Sweden’s Double Decade for Roma Inclusion: An Examination of Education Policy in Context

Nafsika Alexiadou & Anders Norberg

This recently published article -- a part of European Education's 2017 special issue (Vol 49, Issue 1) on "A Decade of Roma Inclusion" edited by Christian Brüggemann & Eben Friedman -- analyzes the Swedish Strategy for Roma Inclusion. Drawing on interviews and documentary materials produced around the Strategy by official sources and Roma organizations, the authors describe its background, rationale, and evolution, as well as the rifts it has revealed around the issues of minority representation and the framing of inclusion. The article describes the Strategy as a framework for education policy, aligned with the European Framework for Roma integration, and discuss it in relation to issues of representation, inclusion, and policy formation. IT argue that, at the discursive level, the Strategy has engaged positively with the politics of Roma inclusion and has introduced a number of new issues in the public debate.

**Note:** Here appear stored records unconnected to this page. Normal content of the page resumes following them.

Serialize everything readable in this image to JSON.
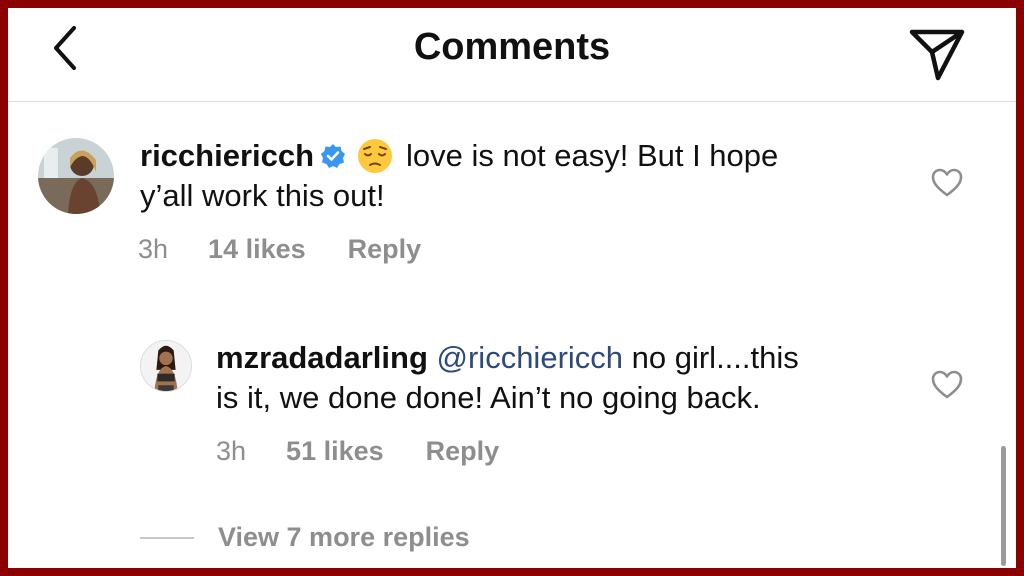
{
  "header": {
    "title": "Comments",
    "back_icon": "chevron-left-icon",
    "send_icon": "paper-plane-icon"
  },
  "comments": [
    {
      "username": "ricchiericch",
      "verified": true,
      "emoji": "pensive-face",
      "text_line1": "love is not easy! But I hope",
      "text_line2": "y’all work this out!",
      "time": "3h",
      "likes": "14 likes",
      "reply": "Reply"
    }
  ],
  "replies": [
    {
      "username": "mzradadarling",
      "mention": "@ricchiericch",
      "text_line1": "no girl....this",
      "text_line2": "is it, we done done! Ain’t no going back.",
      "time": "3h",
      "likes": "51 likes",
      "reply": "Reply"
    }
  ],
  "view_more": "View 7 more replies",
  "colors": {
    "frame": "#8b0000",
    "meta_text": "#8e8e8e",
    "verified_badge": "#3897f0",
    "mention": "#2d4a7a"
  }
}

However, at the same time it has given rise to policy tensions that reflect inadequate representation of and discussions with Roma stakeholders. For policy makers this has presented opportunities to rethink the design of the Strategy and to opt for an open final text that allows for a more versatile and flexible set of policy options to emerge at the local level.

19 June 2017

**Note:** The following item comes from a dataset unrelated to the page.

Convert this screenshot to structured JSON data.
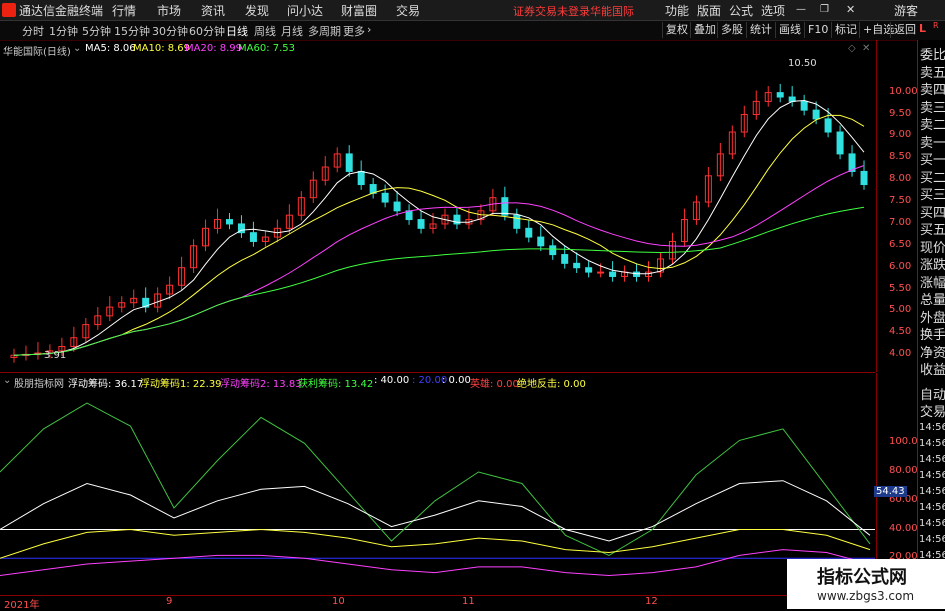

Increasing Access to Higher Education and the Reproduction of Social Inequalities: The Case of Roma University Students in Eastern and Southeastern Europe

Stela Garaz & Simona Torotcoi


This article explores how elitist elements are preserved within an expanding higher education. It analyzes whether the choice of field of study may be one of these elements and focuses on the case of Roma students in Eastern and Southeastern Europe. The analysis reveals that Roma in the region are not only underrepresented in higher education in general, but also in the STEM fields of study (science, technology, engineering, mathematics). At the same time, Roma are overrepresented in humanities and arts. This has the potential to negatively impact their competitiveness in the job market upon graduation.